##### Input
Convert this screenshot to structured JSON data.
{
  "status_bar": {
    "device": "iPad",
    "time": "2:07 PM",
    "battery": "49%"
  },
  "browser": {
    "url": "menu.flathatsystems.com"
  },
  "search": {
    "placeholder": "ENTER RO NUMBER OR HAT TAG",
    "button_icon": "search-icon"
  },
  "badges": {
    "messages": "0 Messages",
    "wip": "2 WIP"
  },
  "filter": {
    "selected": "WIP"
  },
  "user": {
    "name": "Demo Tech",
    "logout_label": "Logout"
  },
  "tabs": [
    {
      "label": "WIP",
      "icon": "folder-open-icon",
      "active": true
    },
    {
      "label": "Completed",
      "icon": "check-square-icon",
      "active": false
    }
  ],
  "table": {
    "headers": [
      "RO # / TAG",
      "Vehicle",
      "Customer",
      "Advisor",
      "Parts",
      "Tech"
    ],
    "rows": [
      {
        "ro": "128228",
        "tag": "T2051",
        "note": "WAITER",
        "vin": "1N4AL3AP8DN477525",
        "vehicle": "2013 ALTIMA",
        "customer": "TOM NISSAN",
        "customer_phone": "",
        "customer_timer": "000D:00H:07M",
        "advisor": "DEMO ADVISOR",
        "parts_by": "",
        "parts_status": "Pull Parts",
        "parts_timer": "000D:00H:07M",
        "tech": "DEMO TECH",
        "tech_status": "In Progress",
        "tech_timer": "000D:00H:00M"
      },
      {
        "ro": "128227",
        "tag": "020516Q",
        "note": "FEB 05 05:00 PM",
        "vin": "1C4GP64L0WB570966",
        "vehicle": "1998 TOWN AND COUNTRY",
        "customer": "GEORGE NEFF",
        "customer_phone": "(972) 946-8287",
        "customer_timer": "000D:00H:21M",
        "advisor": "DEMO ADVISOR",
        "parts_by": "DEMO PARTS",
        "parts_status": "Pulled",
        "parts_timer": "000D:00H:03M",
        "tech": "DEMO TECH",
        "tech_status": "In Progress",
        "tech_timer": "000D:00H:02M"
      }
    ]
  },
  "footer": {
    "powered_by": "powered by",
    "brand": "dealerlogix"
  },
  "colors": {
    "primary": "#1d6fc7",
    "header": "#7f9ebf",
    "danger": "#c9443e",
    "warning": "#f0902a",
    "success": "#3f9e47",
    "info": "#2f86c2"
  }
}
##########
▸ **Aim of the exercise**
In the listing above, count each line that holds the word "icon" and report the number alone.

▸ **Your response**
3